Courtesy : BerkeleyX: GG101x The Science of Happiness
Why You Should Try It
In our day-to-day lives, it’s easy to get caught up in the things that go wrong and feel like we’re living under our own private rain cloud; at the same time, we tend to adapt to the good things and people in our lives, taking them for granted. As a result, we often overlook everyday beauty and goodness–a kind gesture from a stranger, say, or the warmth of our heater on a chilly morning. In the process, we frequently miss opportunities for happiness and connection.
This practice guards against those tendencies. By remembering and listing three positive things that have happened in your day–and considering what caused them–you tune into the sources of goodness in your life. It’s a habit that can change the emotional tone of your life, replacing feelings of disappointment or entitlement with those of gratitude–which may be why this practice is associated with significant increases in happiness.

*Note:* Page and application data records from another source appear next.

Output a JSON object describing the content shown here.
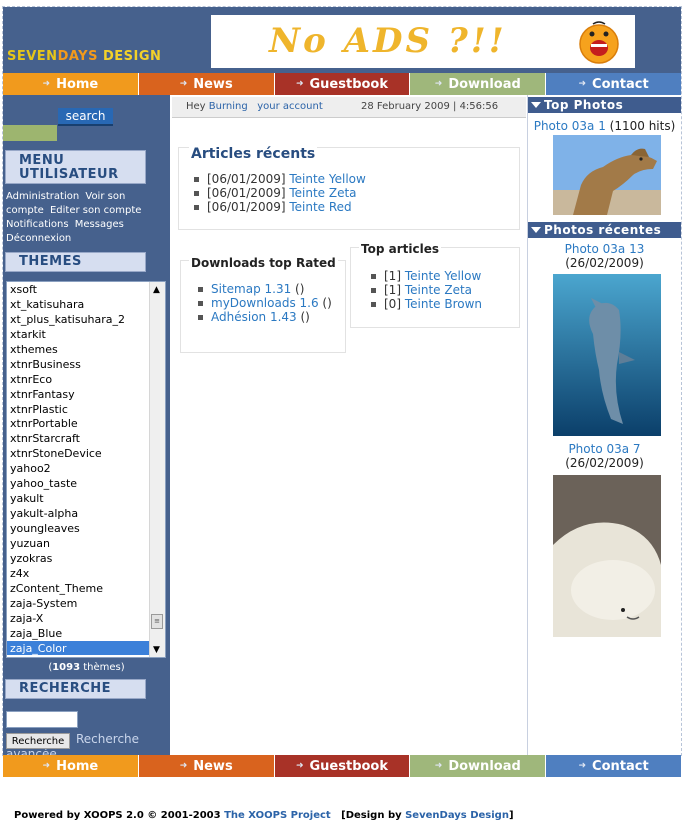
{
  "header": {
    "logo": {
      "part1": "SEVEN",
      "part2": "DAYS",
      "part3": " DESIGN"
    },
    "banner_text": "No ADS ?!!"
  },
  "nav": {
    "items": [
      {
        "label": "Home",
        "color": "#f19a1d"
      },
      {
        "label": "News",
        "color": "#d9631e"
      },
      {
        "label": "Guestbook",
        "color": "#a83227"
      },
      {
        "label": "Download",
        "color": "#9fb77b"
      },
      {
        "label": "Contact",
        "color": "#4f7fc0"
      }
    ]
  },
  "sidebar": {
    "search_button": "search",
    "menu_title": "MENU UTILISATEUR",
    "menu_items": [
      "Administration",
      "Voir son compte",
      "Editer son compte",
      "Notifications",
      "Messages",
      "Déconnexion"
    ],
    "themes_title": "THEMES",
    "themes": [
      "xsoft",
      "xt_katisuhara",
      "xt_plus_katisuhara_2",
      "xtarkit",
      "xthemes",
      "xtnrBusiness",
      "xtnrEco",
      "xtnrFantasy",
      "xtnrPlastic",
      "xtnrPortable",
      "xtnrStarcraft",
      "xtnrStoneDevice",
      "yahoo2",
      "yahoo_taste",
      "yakult",
      "yakult-alpha",
      "youngleaves",
      "yuzuan",
      "yzokras",
      "z4x",
      "zContent_Theme",
      "zaja-System",
      "zaja-X",
      "zaja_Blue",
      "zaja_Color"
    ],
    "selected_theme": "zaja_Color",
    "theme_count_open": "(",
    "theme_count_num": "1093",
    "theme_count_close": " thèmes)",
    "recherche_title": "RECHERCHE",
    "recherche_button": "Recherche",
    "recherche_link": "Recherche avancée"
  },
  "info_bar": {
    "greeting": "Hey",
    "user": "Burning",
    "account_link": "your account",
    "date": "28 February 2009 | 4:56:56"
  },
  "articles_recents": {
    "title": "Articles récents",
    "items": [
      {
        "date": "[06/01/2009]",
        "title": "Teinte Yellow"
      },
      {
        "date": "[06/01/2009]",
        "title": "Teinte Zeta"
      },
      {
        "date": "[06/01/2009]",
        "title": "Teinte Red"
      }
    ]
  },
  "downloads": {
    "title": "Downloads top Rated",
    "items": [
      {
        "name": "Sitemap 1.31",
        "suffix": " ()"
      },
      {
        "name": "myDownloads 1.6",
        "suffix": " ()"
      },
      {
        "name": "Adhésion 1.43",
        "suffix": " ()"
      }
    ]
  },
  "top_articles": {
    "title": "Top articles",
    "items": [
      {
        "rank": "[1]",
        "title": "Teinte Yellow"
      },
      {
        "rank": "[1]",
        "title": "Teinte Zeta"
      },
      {
        "rank": "[0]",
        "title": "Teinte Brown"
      }
    ]
  },
  "top_photos": {
    "title": "Top Photos",
    "item": {
      "title": "Photo 03a 1",
      "hits": " (1100 hits)"
    }
  },
  "recent_photos": {
    "title": "Photos récentes",
    "items": [
      {
        "title": "Photo 03a 13",
        "date": " (26/02/2009)"
      },
      {
        "title": "Photo 03a 7",
        "date": " (26/02/2009)"
      }
    ]
  },
  "footer": {
    "powered": "Powered by XOOPS 2.0 © 2001-2003 ",
    "project_link": "The XOOPS Project",
    "design_open": "   [Design by ",
    "design_link": "SevenDays Design",
    "design_close": "]"
  }
}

How To Do It
Each day, write down three things that went well for you that day, and provide an explanation for why they went well. It is important to create a physical record of your items by writing them down; it is not enough simply to do this exercise in your head. The items can be relatively small in importance (e.g., “my co-worker made the coffee today”) or relatively large (e.g., “I earned a big promotion”). To make this exercise part of your daily routine, some find that writing before bed is helpful.
As you write, follow these instructions:
- Give the event a title (e.g., “co-worker complimented my work on a project”)
- Write down exactly what happened in as much detail as possible, including what you did or said and, if others were involved, what they did or said.
- Include how this event made you feel at the time and how this event made you feel later (including now, as you remember it).
- Explain what you think caused this event—why it came to pass.
- Use whatever writing style you please, and do not worry about perfect grammar and spelling. Use as much detail as you’d like.
- If you find yourself focusing on negative feelings, refocus your mind on the good event and the positive feelings that came with it. This can take effort but gets easier with practice and can make a real difference in how you feel.